(Web page and app entries)
----
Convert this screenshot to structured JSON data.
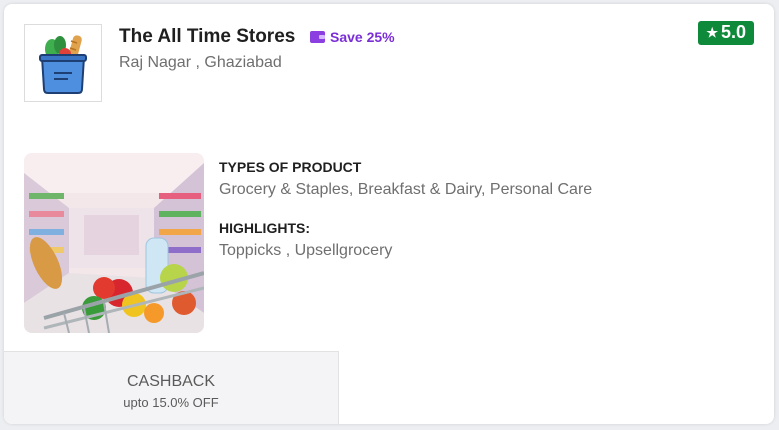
{
  "store": {
    "name": "The All Time Stores",
    "save_label": "Save 25%",
    "location": "Raj Nagar , Ghaziabad",
    "rating": "5.0",
    "logo_icon": "grocery-bag-icon",
    "photo": "supermarket-cart-photo"
  },
  "details": {
    "types_heading": "TYPES OF PRODUCT",
    "types_value": "Grocery & Staples, Breakfast & Dairy, Personal Care",
    "highlights_heading": "HIGHLIGHTS:",
    "highlights_value": "Toppicks , Upsellgrocery"
  },
  "cashback": {
    "title": "CASHBACK",
    "subtitle": "upto 15.0% OFF"
  },
  "colors": {
    "rating_bg": "#0f8a3a",
    "save_purple": "#7a2ed6"
  }
}
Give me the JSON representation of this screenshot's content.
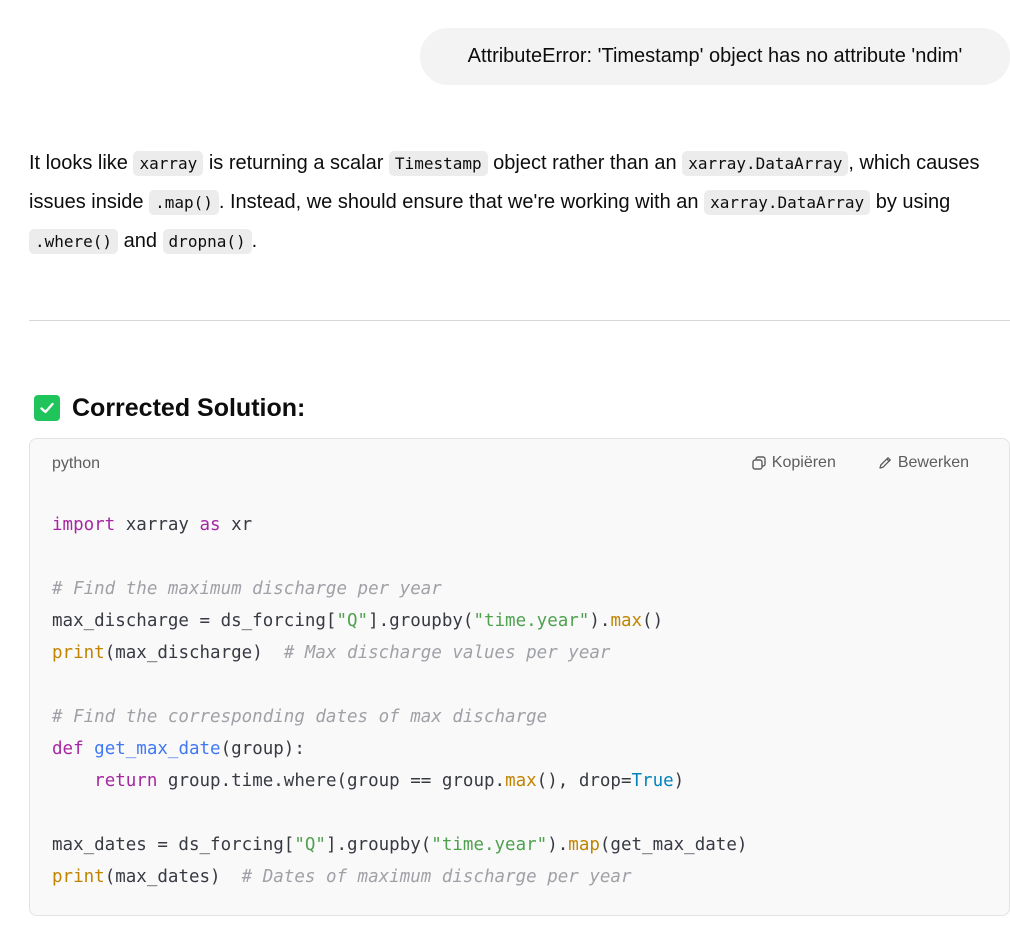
{
  "user_message": "AttributeError: 'Timestamp' object has no attribute 'ndim'",
  "answer": {
    "p1": "It looks like ",
    "c1": "xarray",
    "p2": " is returning a scalar ",
    "c2": "Timestamp",
    "p3": " object rather than an ",
    "c3": "xarray.DataArray",
    "p4": ", which causes issues inside ",
    "c4": ".map()",
    "p5": ". Instead, we should ensure that we're working with an ",
    "c5": "xarray.DataArray",
    "p6": " by using ",
    "c6": ".where()",
    "p7": " and ",
    "c7": "dropna()",
    "p8": "."
  },
  "section": {
    "icon": "check-icon",
    "title": "Corrected Solution:"
  },
  "code_block": {
    "language": "python",
    "copy_label": "Kopiëren",
    "edit_label": "Bewerken",
    "line1": {
      "kw": "import",
      "t1": " xarray ",
      "kw2": "as",
      "t2": " xr"
    },
    "line3": {
      "cm": "# Find the maximum discharge per year"
    },
    "line4": {
      "t1": "max_discharge = ds_forcing[",
      "s1": "\"Q\"",
      "t2": "].groupby(",
      "s2": "\"time.year\"",
      "t3": ").",
      "b1": "max",
      "t4": "()"
    },
    "line5": {
      "b1": "print",
      "t1": "(max_discharge)  ",
      "cm": "# Max discharge values per year"
    },
    "line7": {
      "cm": "# Find the corresponding dates of max discharge"
    },
    "line8": {
      "kw": "def",
      "t1": " ",
      "fn": "get_max_date",
      "t2": "(group):"
    },
    "line9": {
      "indent": "    ",
      "kw": "return",
      "t1": " group.time.where(group == group.",
      "b1": "max",
      "t2": "(), drop=",
      "cn": "True",
      "t3": ")"
    },
    "line11": {
      "t1": "max_dates = ds_forcing[",
      "s1": "\"Q\"",
      "t2": "].groupby(",
      "s2": "\"time.year\"",
      "t3": ").",
      "b1": "map",
      "t4": "(get_max_date)"
    },
    "line12": {
      "b1": "print",
      "t1": "(max_dates)  ",
      "cm": "# Dates of maximum discharge per year"
    }
  }
}
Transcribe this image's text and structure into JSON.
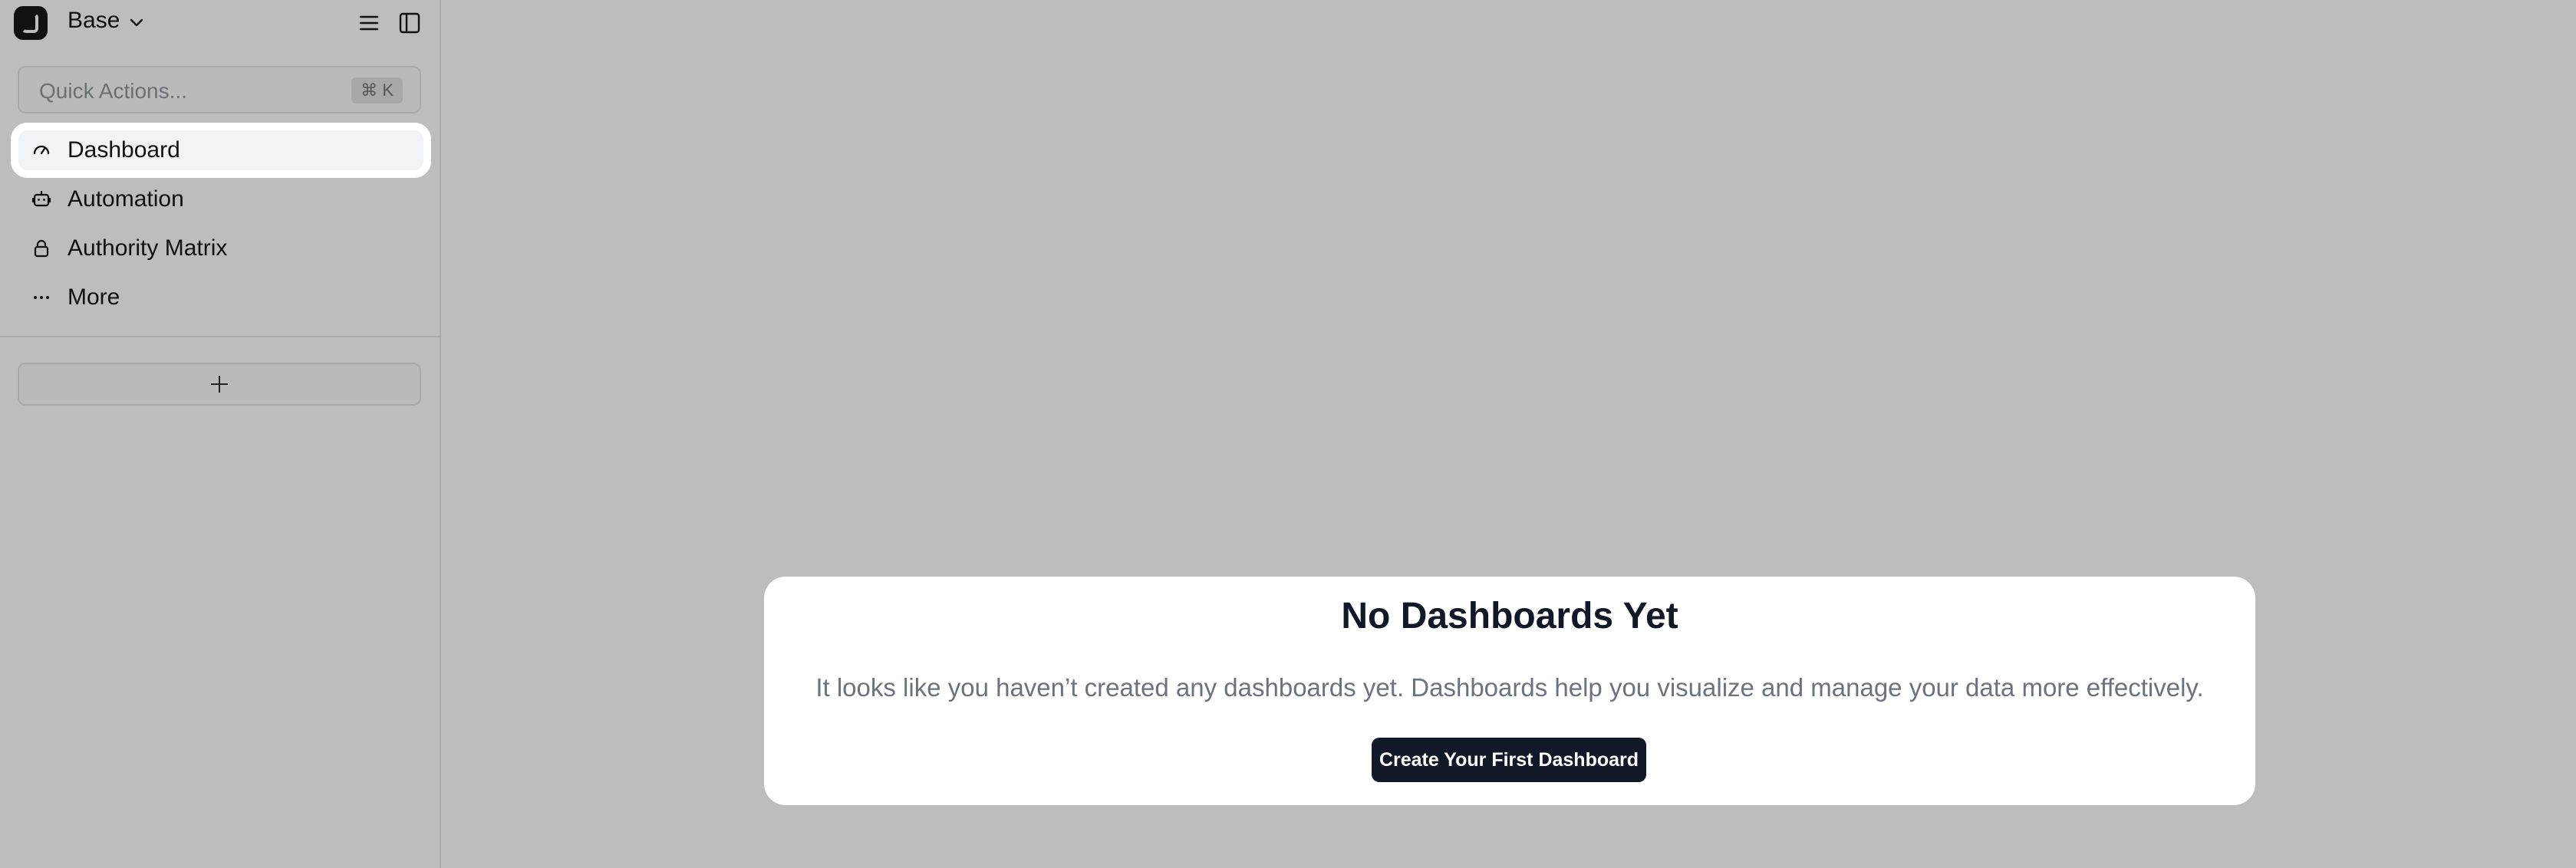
{
  "topbar": {
    "workspace_name": "Base"
  },
  "quick_actions": {
    "placeholder": "Quick Actions...",
    "shortcut": "⌘ K"
  },
  "sidebar": {
    "items": [
      {
        "label": "Dashboard",
        "icon": "gauge-icon",
        "active": true
      },
      {
        "label": "Automation",
        "icon": "robot-icon",
        "active": false
      },
      {
        "label": "Authority Matrix",
        "icon": "lock-icon",
        "active": false
      },
      {
        "label": "More",
        "icon": "more-horizontal-icon",
        "active": false
      }
    ]
  },
  "empty_state": {
    "title": "No Dashboards Yet",
    "description": "It looks like you haven’t created any dashboards yet. Dashboards help you visualize and manage your data more effectively.",
    "button_label": "Create Your First Dashboard"
  },
  "colors": {
    "overlay": "#bdbdbd",
    "card": "#ffffff",
    "primary_button": "#111827",
    "text_muted": "#6b7280"
  }
}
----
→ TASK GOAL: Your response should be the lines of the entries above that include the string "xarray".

→ FINAL ANSWER:
    "c1": "xarray",
    "c3": "xarray.DataArray",
    "c5": "xarray.DataArray",
      "t1": " xarray ",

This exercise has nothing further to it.